IX.-3. “For I could wish that myself were accursed from Christ,” &c. The condition of those who were exconimunicated was the most deplorable that can be imagined. They were debarred of all social intercourse, and were excluded from the temple and the synagogues, on pain of severe corporal punishment. Whoever had incurred this sentence was loaded with imprecations, as appears from Deut. xxvii. where the expression cursed is he, is so often repeated : whence to curse and to excommunicate were equivalent terms with the Jews. Romans ix. 3. 1 Cor. v. 5. 1 Cor. xii. 3. Horne's Introduction, vol. iii. page 143.
IX.-5. “Of whom, as concerning the flesh, Christ came, who is over all, God blessed for ever. Amen." . That the present, is the true reading of this passage, we have the authority of MSS. versions, and fathers. The testimony of Michaelis is very satisfactory : “I, for my part, sincerely believe, that Paul here delivers the same doctrine of the divinity of Christ, which is elsewhere unquestionably maintained in the New Testament.”—See Valpy's Greek Testament.
IX.- -13. “Jacob have I loved, but Esau have I hated.” Namely : The spiritual seed of Abraham, or those who serve me by faith, I love whether Jews or Gentiles. But those who have not the faith of Abraham, and consequently, cannot serve me according to my will, I hate; whether Jews, or Gentiles. Since Esau and Jacob were as yet unborn, and had done neither good nor evil, the distinction, as to them, personally, may easily be resolved into the Prescience of God; for it is manifest how remarkably they answered the distinction.
IX.-17. “Even for this same purpose have I raised thee up.” More correctly, made thee to stand i. e. preserved thee.---See the Hebrew of Exodus ix. 16. which the Greek of thre Septuagint renders " and on this account wast thou preserved," i. e. in the midst of God's plagues.

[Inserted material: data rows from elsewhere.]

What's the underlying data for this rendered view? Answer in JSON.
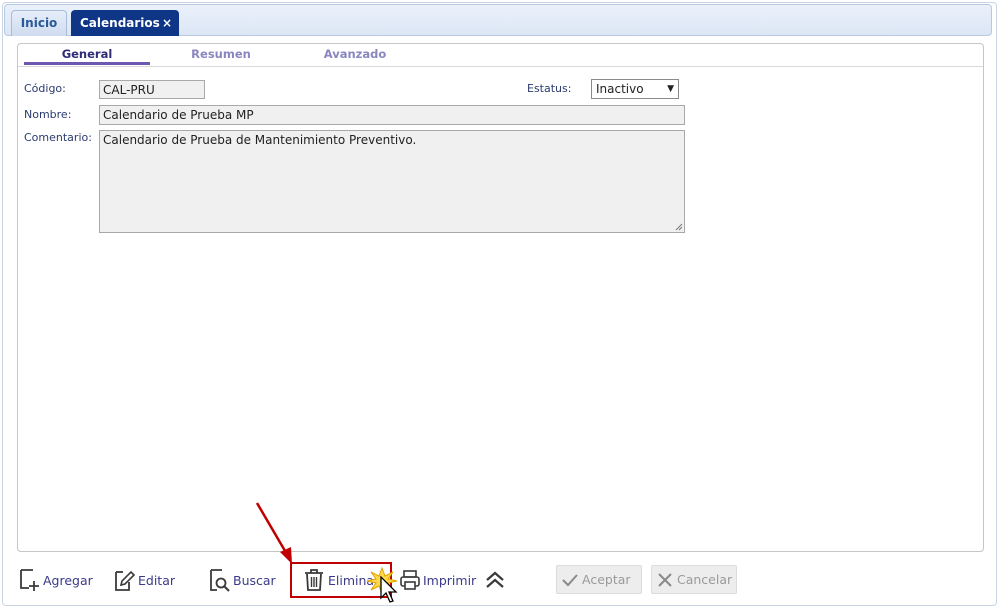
{
  "tabs": [
    {
      "label": "Inicio",
      "active": false
    },
    {
      "label": "Calendarios",
      "active": true,
      "close": "×"
    }
  ],
  "subtabs": [
    {
      "label": "General",
      "active": true
    },
    {
      "label": "Resumen",
      "active": false
    },
    {
      "label": "Avanzado",
      "active": false
    }
  ],
  "form": {
    "codigo_label": "Código:",
    "codigo_value": "CAL-PRU",
    "estatus_label": "Estatus:",
    "estatus_value": "Inactivo",
    "nombre_label": "Nombre:",
    "nombre_value": "Calendario de Prueba MP",
    "comentario_label": "Comentario:",
    "comentario_value": "Calendario de Prueba de Mantenimiento Preventivo."
  },
  "toolbar": {
    "agregar": "Agregar",
    "editar": "Editar",
    "buscar": "Buscar",
    "eliminar": "Eliminar",
    "imprimir": "Imprimir",
    "aceptar": "Aceptar",
    "cancelar": "Cancelar"
  },
  "icons": {
    "agregar": "add-document-icon",
    "editar": "edit-document-icon",
    "buscar": "search-document-icon",
    "eliminar": "trash-icon",
    "imprimir": "printer-icon",
    "collapse": "double-chevron-up-icon",
    "aceptar": "checkmark-icon",
    "cancelar": "x-icon"
  },
  "colors": {
    "active_tab": "#0f3586",
    "subtab_active_underline": "#6d57b0",
    "annotation": "#c00000"
  }
}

IX.-18. “Therefore bath he mercy on whom he will have mercy, and whom he will, he hardeneth." There is, perhaps, not a greater source of perplexity 'in reading the Scriptures, than by attempting to explain passages apart from their context or connection. This is particularly true of the present; for, without its context, commencing at the 18th verse of the 8th chap. continuing to the end of the 11th, this passage cannot be understood ; but, if the reader will take that trouble, this, as well as some other passages, will be very easily comprehended. This rule of attending to the connection, in reading the epistles, especially of St. Paul, who often reasons at considerable length, should never be forgotten. We should bear in mind that we are not reading single passages; but an epistle or letter : which, although of greater length, is, yet, subject to the same rules of interpretation an ordinary letter received from a friend. This rule will enable us clearly to understand i Peter ii. 8. which see.
IX.-24. “Even us whom he hath called.” Namely, who obey the calling, or who accept and obey the Gospel;